We had come to hear Monika Lee’s tremendous poems. And we did, read the way they should be read, in the lilting rhythm of a person talking, but somehow better, more full, words that opened up inside each listener.
But before Monika read, we heard Sharon Bee, the blend of her piano and voice, the beauty of her songs, with drums to the side. And again, after Monika read her poems, Sharon sang one of them she had put to song, a strikingly beautiful combination of melody and poetry, voice and piano. We will hear it again on the video of Monika Lee’s reading, which will be coming here soon.
Somewhere in there I said my thanks. To those who had worked and earned it this second season. To those who came throughout the year. To the forty four who came to live the moment together.
I had brought notes to read, but over these two seasons my confidence has grown so that I hardly glanced at them, amazing myself. I said I had gone from zero to fifty on the scale of introversion and extroversion and, if that is so, I should be able to stand up there babbling, talking even with my hands and arms. But I admitted that was a level of reality beyond me. Yet it wasn’t. When I got to where I had planned to begin reading, I was relaxed. And into it.
I spoke about London Open Mic Poetry Night doing a pretty good job of filling a big hole in the poetry scene in London. Featuring great local poets, given them an audience both live and on the internet. And I said there are still many more in the city and the local region for the coming seasons. We may even bring back a few early readers as well. But even more important than that, in my estimation, we have also given a much larger group of poets the opportunity to read for five minutes at a shot before an open mic audience. (And this particular audience, hearing this, burst into applause, spontaneous agreement.) Poets who are beginners can read right alongside those who are highly published. And it gives them motivation. Largely because of the open mic, some of us keep writing poems. We actually create things we might never have attempted otherwise. And every time we write a poem, we not only get better at it but we think thoughts and appreciate things in new ways. In my case, I said, as part of getting ready for the next open mic, I work on a new poem or pull out an old one and rework it. Any kind of fame as a poet is far beyond my reach, but just for myself and for my five minutes in the open mic spotlight, I push myself into the throws of creative orgasm. And that’s a good thing.
I organize the open mic. And I write stuff like this for the curious. But it has become far too much for one person to handle. It’s now a group effort by necessity. So I said thank you’s from everyone who has enjoyed London Open Mic to those who worked on it this year.
A big thank you went to Kevin Heslop, who is many things, beginning with a good friend. Kevin has done some photography for us during Season Two, but is now concentrating on interviewing our featured poets.

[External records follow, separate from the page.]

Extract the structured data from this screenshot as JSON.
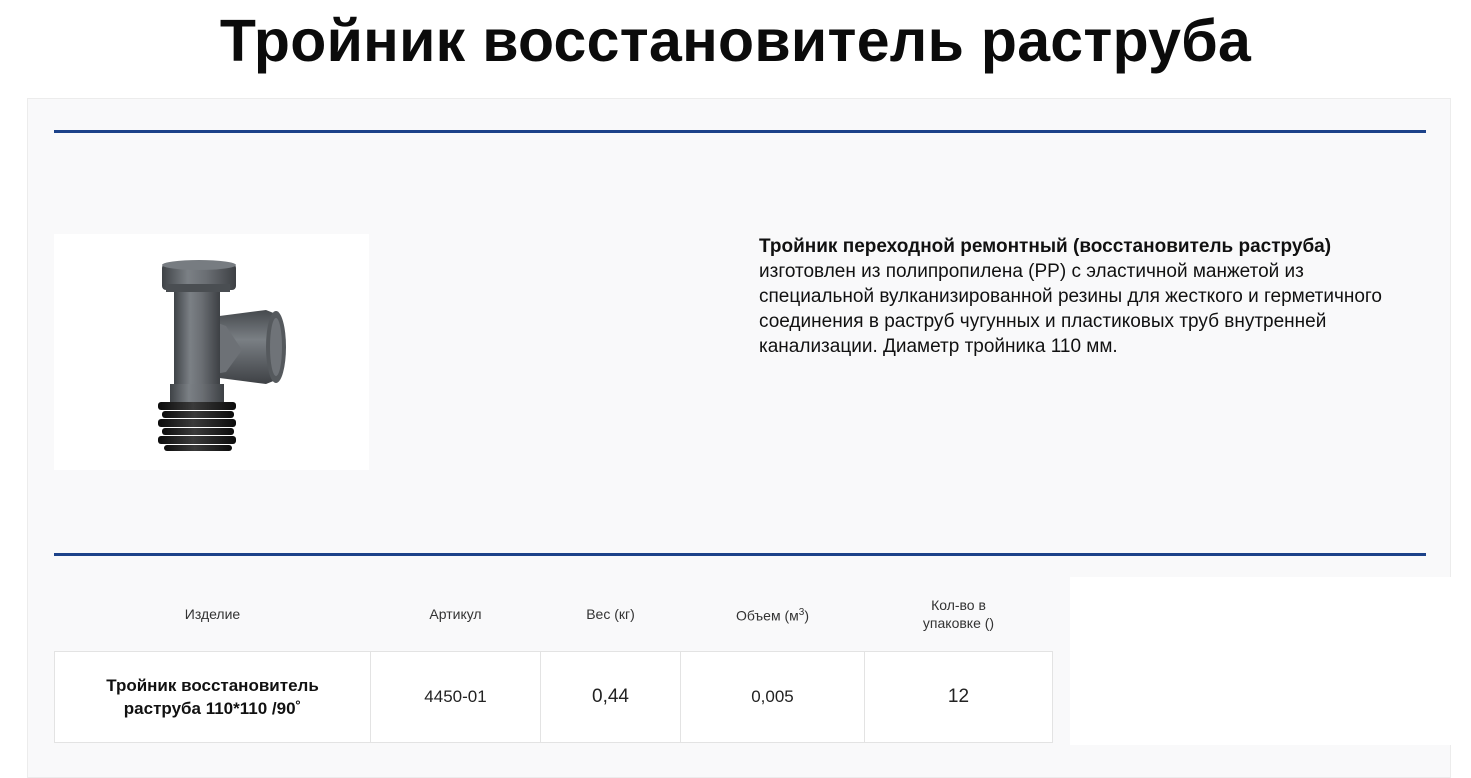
{
  "page": {
    "title": "Тройник восстановитель раструба"
  },
  "product": {
    "description_bold": "Тройник переходной ремонтный (восстановитель раструба)",
    "description_rest": " изготовлен из полипропилена (PP) с эластичной манжетой из специальной вулканизированной резины для жесткого и герметичного соединения в раструб чугунных и пластиковых труб внутренней канализации. Диаметр тройника 110 мм.",
    "image_icon": "tee-pipe-fitting-image"
  },
  "specs": {
    "headers": {
      "product": "Изделие",
      "article": "Артикул",
      "weight": "Вес (кг)",
      "volume_prefix": "Объем (м",
      "volume_sup": "3",
      "volume_suffix": ")",
      "qty_line1": "Кол-во в",
      "qty_line2": "упаковке ()"
    },
    "row": {
      "name_line1": "Тройник восстановитель",
      "name_line2": "раструба 110*110 /90˚",
      "article": "4450-01",
      "weight": "0,44",
      "volume": "0,005",
      "qty": "12"
    }
  },
  "colors": {
    "accent_rule": "#1c4289",
    "card_bg": "#f9f9fa",
    "plastic_gray": "#5f6368",
    "rubber_black": "#1a1a1a"
  }
}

He has a very clear mind when it comes to making decisions and has contributed greatly to the smooth functioning of the open mic. And, not a small matter, at least to me, he has managed to keep me excited about the actual act of writing poetry, as I push myself along the creativity-destroying road of organizing.
Thank you to Frank Davey, not only for having his blog on our website, which brings untold numbers of readers from elsewhere in Canada, but also for contributing his decision-making ability and his huge experience to our committee meetings.

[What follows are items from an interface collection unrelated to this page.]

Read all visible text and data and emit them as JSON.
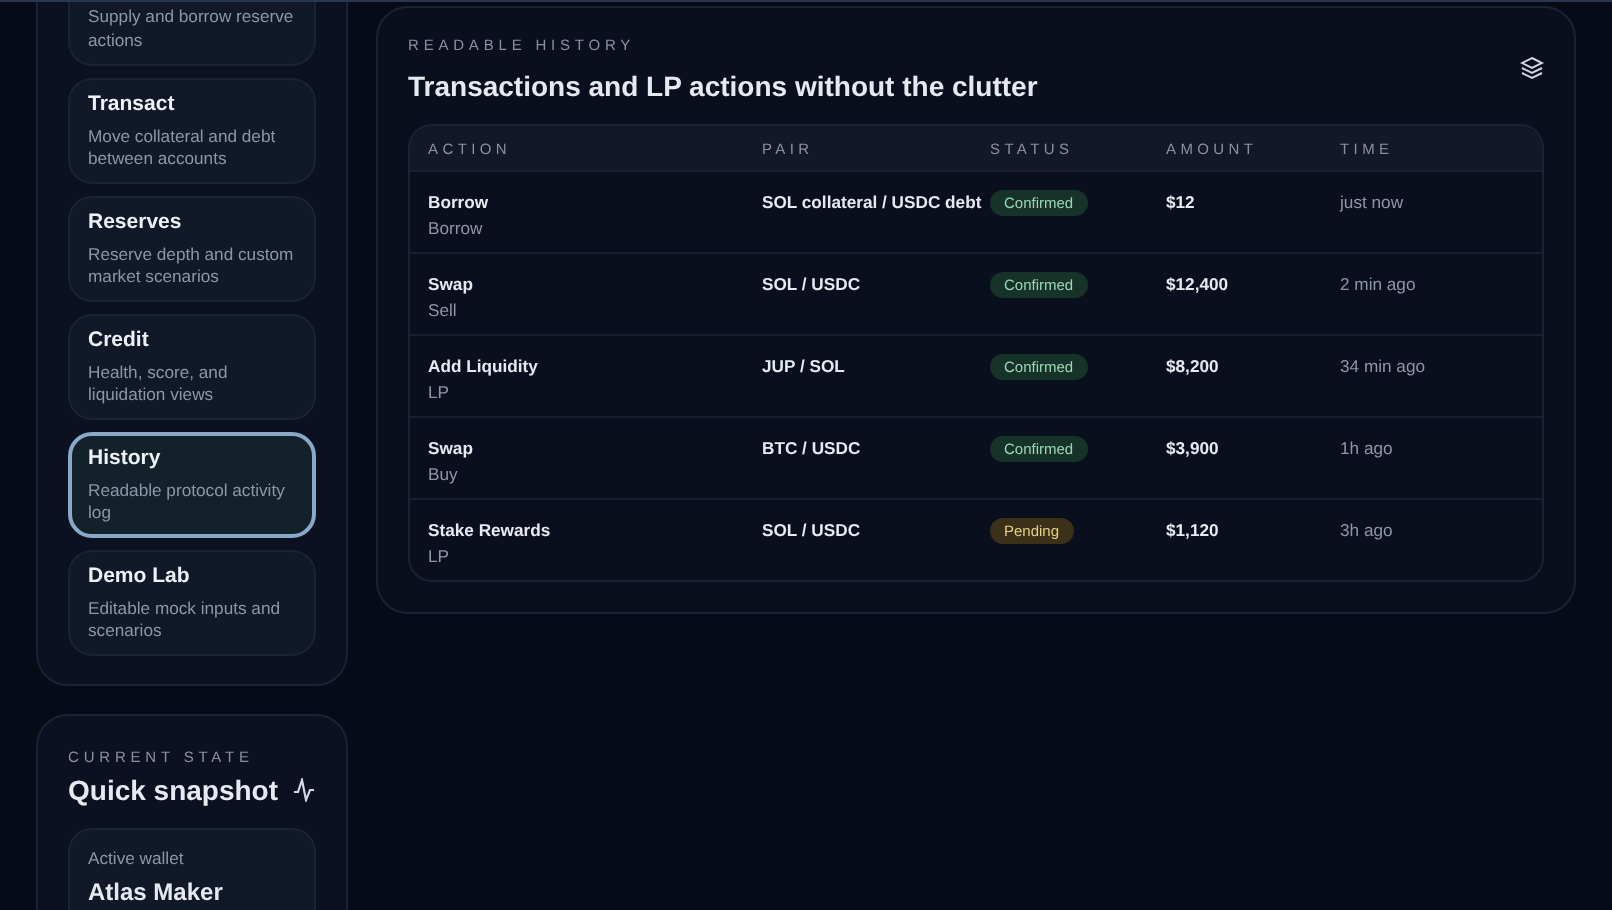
{
  "sidebar": {
    "items": [
      {
        "description": "Supply and borrow reserve actions",
        "selected": false
      },
      {
        "title": "Transact",
        "description": "Move collateral and debt between accounts",
        "selected": false
      },
      {
        "title": "Reserves",
        "description": "Reserve depth and custom market scenarios",
        "selected": false
      },
      {
        "title": "Credit",
        "description": "Health, score, and liquidation views",
        "selected": false
      },
      {
        "title": "History",
        "description": "Readable protocol activity log",
        "selected": true
      },
      {
        "title": "Demo Lab",
        "description": "Editable mock inputs and scenarios",
        "selected": false
      }
    ]
  },
  "snapshot": {
    "eyebrow": "CURRENT STATE",
    "title": "Quick snapshot",
    "wallet_label": "Active wallet",
    "wallet_name": "Atlas Maker"
  },
  "history": {
    "eyebrow": "READABLE HISTORY",
    "title": "Transactions and LP actions without the clutter",
    "columns": [
      "ACTION",
      "PAIR",
      "STATUS",
      "AMOUNT",
      "TIME"
    ],
    "rows": [
      {
        "action": "Borrow",
        "subtype": "Borrow",
        "pair": "SOL collateral / USDC debt",
        "status": "Confirmed",
        "kind": "confirmed",
        "amount": "$12",
        "time": "just now"
      },
      {
        "action": "Swap",
        "subtype": "Sell",
        "pair": "SOL / USDC",
        "status": "Confirmed",
        "kind": "confirmed",
        "amount": "$12,400",
        "time": "2 min ago"
      },
      {
        "action": "Add Liquidity",
        "subtype": "LP",
        "pair": "JUP / SOL",
        "status": "Confirmed",
        "kind": "confirmed",
        "amount": "$8,200",
        "time": "34 min ago"
      },
      {
        "action": "Swap",
        "subtype": "Buy",
        "pair": "BTC / USDC",
        "status": "Confirmed",
        "kind": "confirmed",
        "amount": "$3,900",
        "time": "1h ago"
      },
      {
        "action": "Stake Rewards",
        "subtype": "LP",
        "pair": "SOL / USDC",
        "status": "Pending",
        "kind": "pending",
        "amount": "$1,120",
        "time": "3h ago"
      }
    ]
  }
}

And thank you to our second-newest member, videographer Kenny Khoo. This is Kenny’s third month of creating videos of our readings. We’re especially grateful to him because of the amount of personal time at home that he puts into this, time he has little left after working his day job as an engineer. (Not only that, but Kenny has just acquired a little puppy, which has been keeping him up nights.) Kenny’s videos allow us to re-experience any of the feature and open mic poems which fascinated us first time around. (Beginning this month he is also recording the musicians.) This by itself makes London Open Mic a much more substancial event than it was.
Thanks also to London artist James Wood, for supplying a monthly drawing for the home page of our website. His first drawing, which really is a visual poem, is on the home page now. New drawings will replace old about mid-month.

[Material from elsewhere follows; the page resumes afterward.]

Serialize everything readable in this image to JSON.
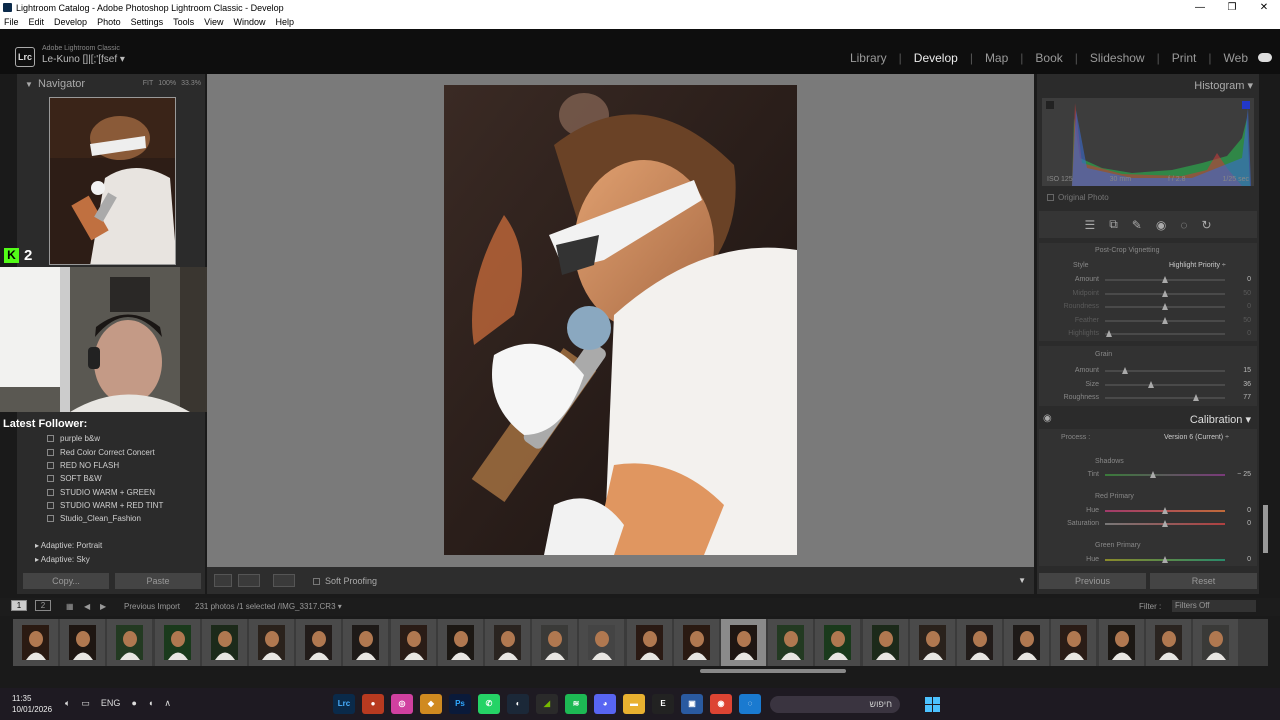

A special thank you to my great friend Carl Lapp, for his tremendous help making decisions, and so much more. Carl didn’t know it before I said this, but he’s now the newest member of our organizing committee. (To which he pumped his arms in the air, so even without his help I obviously made the right decision here.)
(I said to Carl on the phone, after a long, rambling conversation, “When we’ve gotten to our age, we’ve not only experienced a lot of different things, but just from so much thinking we’ve kind of absorbed the workings of the world, haven’t we Carl?” to which he responded, “Yes, and the open mic is the world in microcosm.”) !!!!.
And lastly a big smooshy kiss of a thank you goes to the lady sitting at the book table at the back, my wife Linda Burfield, who is more important to London Open Mic than anyone knows. To read off, point by point, everything she’s done and supplied, physically and emotionally, would take far too long, so I won’t. She is the support every vital organization needs.
And then at the end I said thank you, everybody, for coming. You’re what it’s all about.
Oh, one more thing. Today is also somebody’s birthday. Happy 77th to Roy MacDonald. He’s going to be our next featured poet, on Oct. 1st. If you want to be truly astonished by a poetry reading, make sure you come to hear Roy.
Monika Lee interview and four poems